Our priority is, and always has been, the safety of our customers – whether they're social tenants or homeowners. All our buildings have current fire risk assessments and we carry out all remedial safety work within the recommended timescales. We're confident everyone is safe in their homes.
External wall system surveys
We’re carrying out FRAEW surveys as part of our ongoing programme of intrusive fire risk assessments. These appraisals will provide us with additional information on our properties to further enhance our approach to making them safe.
Appointing Fire Engineers
We have now procured reputable Fire Engineers who will carrying out FRAEW’s on our properties in line with the new PAS9980 guidance. This will enable us to carry out FRAEW’s in line with our new programme.
Working with Government and other housing associations
We understand this is hugely frustrating time for homeowners, and we’re sorry for the impact this is having, but this is a national crisis that’s largely out of our control. It can only be resolved by the Government. We continue to work with the Department for Levelling Up, Housing and Communities and others in the social housing sector, to resolve this issue.

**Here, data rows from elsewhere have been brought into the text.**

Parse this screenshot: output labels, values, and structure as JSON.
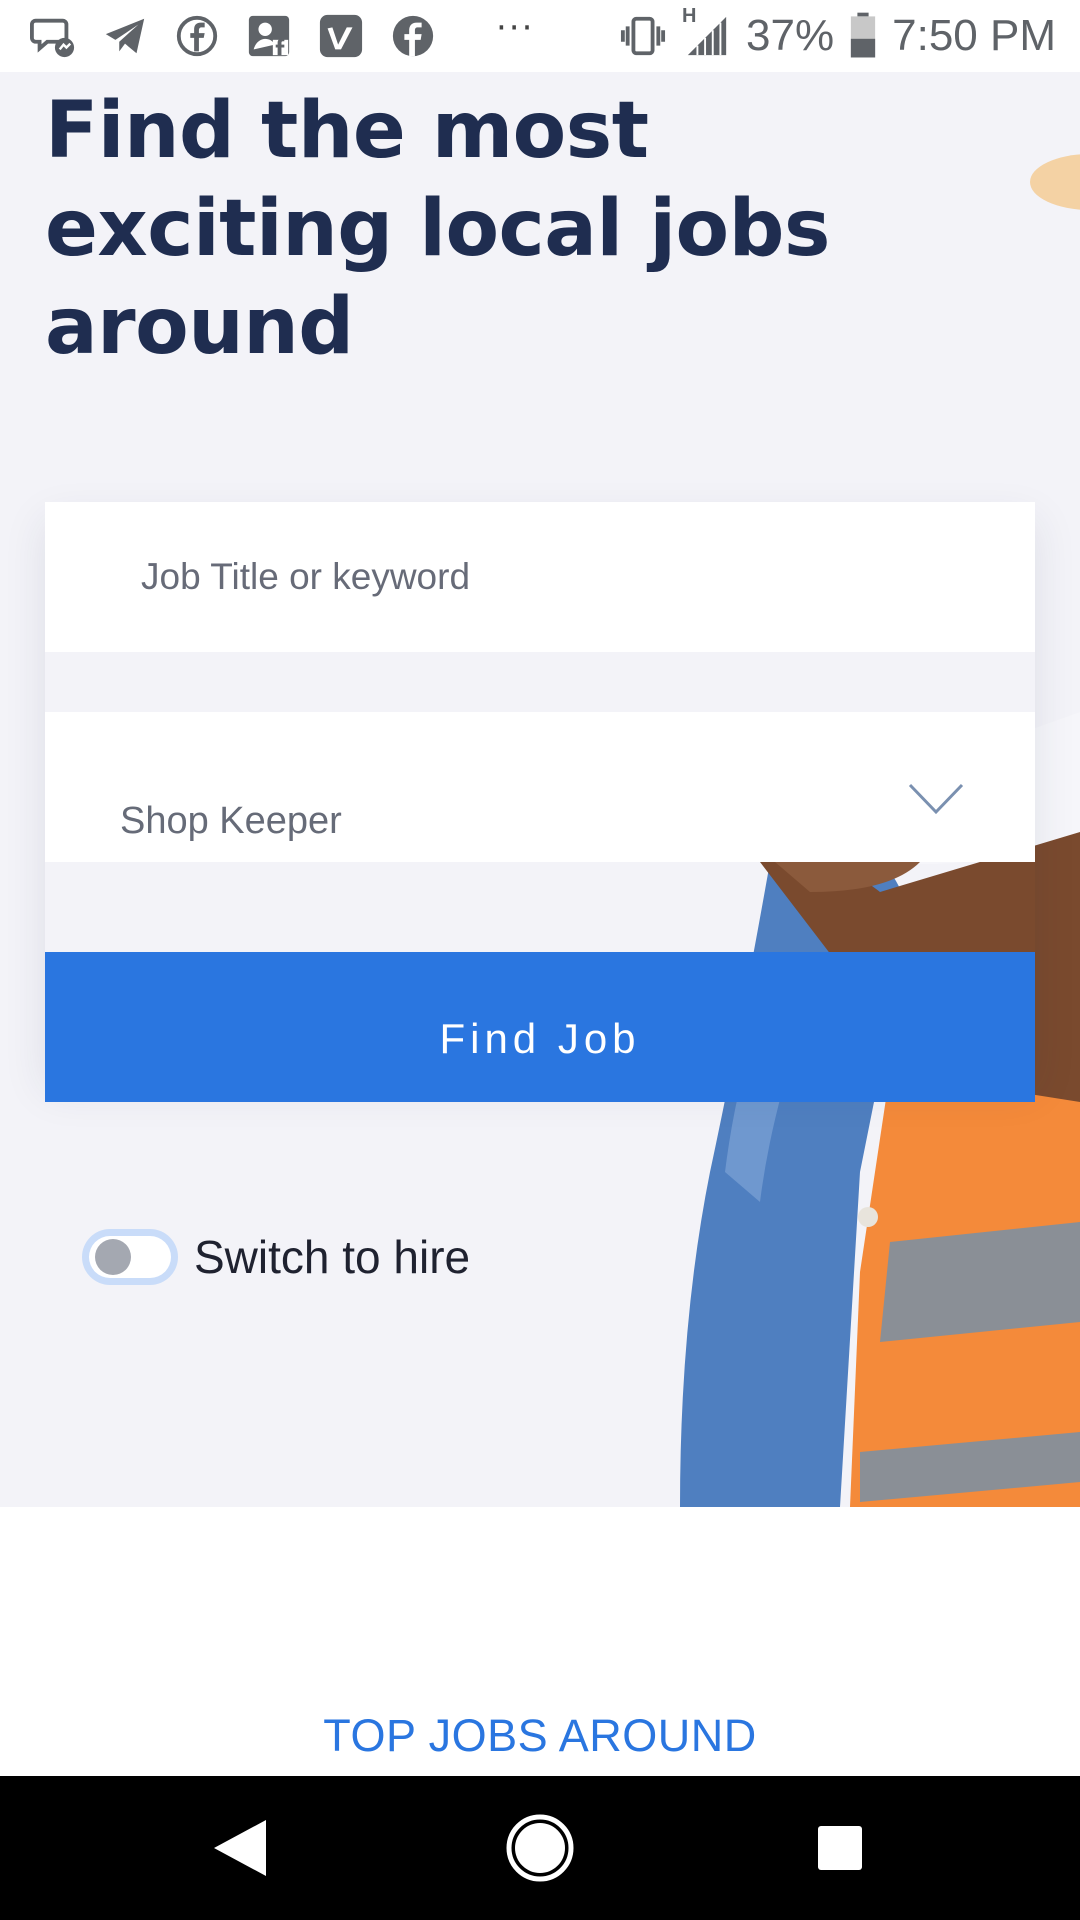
{
  "status_bar": {
    "notification_icons": [
      "messenger-icon",
      "telegram-icon",
      "facebook-icon",
      "facebook-photo-icon",
      "vimeo-icon",
      "facebook-icon"
    ],
    "overflow": "···",
    "network_type": "H",
    "battery": "37%",
    "time": "7:50 PM"
  },
  "hero": {
    "title": "Find the most exciting local jobs around"
  },
  "search": {
    "keyword_placeholder": "Job Title or keyword",
    "category_value": "Shop Keeper",
    "find_button": "Find Job"
  },
  "hire_toggle": {
    "label": "Switch to hire",
    "checked": false
  },
  "sections": {
    "top_jobs_heading": "TOP JOBS AROUND"
  },
  "colors": {
    "primary": "#2a76e0",
    "title": "#1f2d50",
    "hero_background": "#f3f3f8"
  }
}
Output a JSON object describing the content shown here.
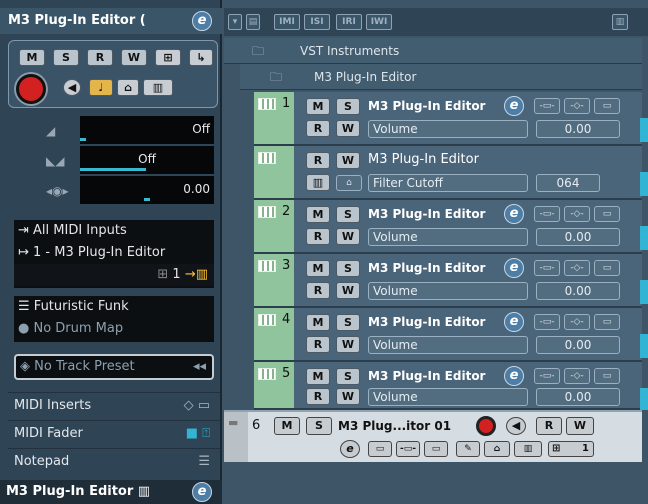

Want to remortgage, sell or staircase?
If you own a home in one of our buildings and are considering remortgaging or selling; or if you’re a shared owner wanting to staircase, then please read the answers to the Frequently Asked Questions about external wall systems.
A lender may ask you to answer the following questions on Hyde headed paper:
- Has a review of the building, including the external walls, in relation to fire safety been carried out in accordance with the latest Government advice?
- Did the review result in any remedial works being required to the building?
- Have the works commenced/been completed?
- Will any costs be passed on to the leaseholders?
We’re happy to help leaseholders with the answers to these questions; please note that we may have not carried out external wall surveys on your building. Please email [email protected]
Royal Institute of Chartered Surveyors
The RICS website has lot of information about EWS assessments and answers to frequently asked questions about the process.
UK Government (GOV.UK)
Visit the Government’s website for advice on the following:
- Latest building safety guidance, including EWS1 forms, and advice for residents and tenants
- Leaseholder protections on building safety costs in England
- Leaseholder and resident information on the Building Safety Fund
Leaseholder groups and campaigns
While we’re not involved in, nor do we endorse in any way, the following leaseholder groups, they do have more information on fire safety and advice to homeowners:
- End our cladding scandal, EOCS Twitter
- National Leaseholders’ Campaign, Twitter
- UK Cladding Action Group, Twitter
- Leaseholder Knowledge Partnership